How do we solve a problem like neonatal sepsis?
Neonatal sepsis accounts for >410,000 deaths (15%) in the first month of life and remains challenging to diagnose and treat, with survivors often suffering from life-long impairment. Susceptibility is largely dependent on innate immune development, but the innate defence pathways responsible for recognition and control of neonatal sepsis pathogens are poorly characterised in the newborn. Moreover, it is unknown: (i) whether these defence pathways differ in individuals who develop infection; (ii) if such differences are related to changes in immune metabolic function and; (iii) if such differences can be exploited to improve timely diagnosis. Using a combined, untargeted transcriptomic, proteomic and metabolomic approach to study healthy and septic preterm infants, we have begun to map out the critical innate immune-metabolic defences against sepsis. I will present on our recent work exploring the maturation of these pathways, the impact of exposure to in utero inflammation on their development, and the use of novel immunomodulators to treat and prevent neonatal sepsis. I will also highlight some very promising findings in preventing neonatal sepsis that stem from an unexpectedly simple solution.
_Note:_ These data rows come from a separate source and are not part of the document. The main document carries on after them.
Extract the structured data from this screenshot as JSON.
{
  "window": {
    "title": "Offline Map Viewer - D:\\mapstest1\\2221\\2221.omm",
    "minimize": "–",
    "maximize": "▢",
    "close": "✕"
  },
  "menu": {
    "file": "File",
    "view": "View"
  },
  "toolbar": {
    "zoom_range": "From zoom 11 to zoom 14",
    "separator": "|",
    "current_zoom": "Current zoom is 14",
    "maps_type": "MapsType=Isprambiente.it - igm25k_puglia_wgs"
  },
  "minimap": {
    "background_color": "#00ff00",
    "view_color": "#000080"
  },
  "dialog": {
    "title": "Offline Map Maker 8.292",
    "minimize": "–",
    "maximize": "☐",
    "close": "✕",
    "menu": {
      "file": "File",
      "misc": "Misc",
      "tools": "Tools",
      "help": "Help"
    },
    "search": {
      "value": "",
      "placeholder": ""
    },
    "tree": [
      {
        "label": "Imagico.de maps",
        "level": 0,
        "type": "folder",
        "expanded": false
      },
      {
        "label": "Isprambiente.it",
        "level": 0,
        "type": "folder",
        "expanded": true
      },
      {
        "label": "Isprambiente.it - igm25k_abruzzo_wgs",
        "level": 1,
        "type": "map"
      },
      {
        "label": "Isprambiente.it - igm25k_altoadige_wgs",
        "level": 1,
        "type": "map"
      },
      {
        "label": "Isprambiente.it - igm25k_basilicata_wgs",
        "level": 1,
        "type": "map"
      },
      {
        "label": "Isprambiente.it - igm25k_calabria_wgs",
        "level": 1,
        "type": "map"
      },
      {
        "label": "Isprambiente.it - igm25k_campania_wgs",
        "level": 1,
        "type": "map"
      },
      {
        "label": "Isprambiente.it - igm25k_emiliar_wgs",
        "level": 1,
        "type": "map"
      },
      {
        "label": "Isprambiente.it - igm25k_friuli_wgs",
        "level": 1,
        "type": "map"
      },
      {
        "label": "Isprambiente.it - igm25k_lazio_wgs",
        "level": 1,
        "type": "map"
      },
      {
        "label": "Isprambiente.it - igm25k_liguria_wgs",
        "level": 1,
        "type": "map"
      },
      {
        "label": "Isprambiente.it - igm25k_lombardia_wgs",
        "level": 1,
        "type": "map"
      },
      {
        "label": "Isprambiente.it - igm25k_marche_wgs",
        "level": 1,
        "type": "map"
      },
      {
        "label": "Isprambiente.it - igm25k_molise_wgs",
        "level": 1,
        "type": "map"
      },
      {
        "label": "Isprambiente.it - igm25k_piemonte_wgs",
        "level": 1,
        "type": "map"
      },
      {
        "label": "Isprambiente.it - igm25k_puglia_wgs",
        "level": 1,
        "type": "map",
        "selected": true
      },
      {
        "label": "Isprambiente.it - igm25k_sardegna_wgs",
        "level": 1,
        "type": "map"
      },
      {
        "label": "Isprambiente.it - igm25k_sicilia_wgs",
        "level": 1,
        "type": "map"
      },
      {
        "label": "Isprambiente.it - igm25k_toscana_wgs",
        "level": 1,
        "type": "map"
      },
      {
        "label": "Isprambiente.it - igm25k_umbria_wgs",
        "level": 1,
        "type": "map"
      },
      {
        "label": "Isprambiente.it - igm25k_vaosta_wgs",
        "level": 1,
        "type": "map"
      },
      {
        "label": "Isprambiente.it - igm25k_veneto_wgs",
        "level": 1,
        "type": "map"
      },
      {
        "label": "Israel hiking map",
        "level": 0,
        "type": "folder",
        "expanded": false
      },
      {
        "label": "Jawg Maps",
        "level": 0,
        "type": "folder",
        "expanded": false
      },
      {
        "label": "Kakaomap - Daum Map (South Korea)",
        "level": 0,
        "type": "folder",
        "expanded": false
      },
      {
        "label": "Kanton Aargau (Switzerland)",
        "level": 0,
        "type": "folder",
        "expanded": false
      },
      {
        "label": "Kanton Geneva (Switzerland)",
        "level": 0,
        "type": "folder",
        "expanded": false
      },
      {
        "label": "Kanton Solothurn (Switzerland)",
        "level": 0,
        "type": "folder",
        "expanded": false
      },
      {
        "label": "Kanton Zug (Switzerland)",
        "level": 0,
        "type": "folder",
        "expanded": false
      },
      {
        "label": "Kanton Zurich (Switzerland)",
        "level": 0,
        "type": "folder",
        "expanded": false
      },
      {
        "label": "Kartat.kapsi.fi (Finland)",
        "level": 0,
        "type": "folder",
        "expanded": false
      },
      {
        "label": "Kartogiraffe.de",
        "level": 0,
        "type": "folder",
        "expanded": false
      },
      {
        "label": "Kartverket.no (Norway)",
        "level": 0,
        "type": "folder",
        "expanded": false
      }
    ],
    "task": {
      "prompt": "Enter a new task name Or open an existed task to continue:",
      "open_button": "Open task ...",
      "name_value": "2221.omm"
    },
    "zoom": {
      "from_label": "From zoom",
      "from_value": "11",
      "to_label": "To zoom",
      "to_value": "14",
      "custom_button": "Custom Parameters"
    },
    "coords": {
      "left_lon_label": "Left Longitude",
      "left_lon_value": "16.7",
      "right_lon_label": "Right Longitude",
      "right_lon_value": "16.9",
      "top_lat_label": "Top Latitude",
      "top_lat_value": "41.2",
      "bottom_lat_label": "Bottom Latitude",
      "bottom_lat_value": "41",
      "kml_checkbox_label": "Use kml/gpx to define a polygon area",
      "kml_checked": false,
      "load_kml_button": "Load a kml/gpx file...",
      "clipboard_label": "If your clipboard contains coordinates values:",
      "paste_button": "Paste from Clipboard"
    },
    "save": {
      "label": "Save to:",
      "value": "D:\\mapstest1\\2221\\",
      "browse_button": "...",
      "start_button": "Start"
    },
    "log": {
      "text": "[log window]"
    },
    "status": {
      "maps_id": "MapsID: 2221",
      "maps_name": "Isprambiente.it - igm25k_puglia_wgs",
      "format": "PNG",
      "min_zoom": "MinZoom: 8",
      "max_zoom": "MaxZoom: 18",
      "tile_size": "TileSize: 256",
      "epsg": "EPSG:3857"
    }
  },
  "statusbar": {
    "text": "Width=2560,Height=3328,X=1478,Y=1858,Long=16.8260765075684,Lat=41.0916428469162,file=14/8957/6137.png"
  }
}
Andrew co-heads the Neonatal Infection and Immunity Team with Neonatologist A/Prof Tobias Strunk at the Wesfarmers Centre of Vaccine & Infectious Diseases, Telethon Kids Institute and leads the Sepsis Diagnostics Research Group with the Centre for Molecular Medicine & Innovative Therapeutics at Murdoch University. As a basic scientist with over 20 years of experience in the fields of immunology and infectious disease, his current research combines current cellular and molecular ‘omics’ methodologies with primary human and animal samples, to understand how the immune system contributes to defence against infection in sepsis. The groups goal is to trial and translate key research findings into cost-effective diagnostics and safe therapies for preventing and limiting infection and inflammation in septic human of all ages, as well a companion and production animals.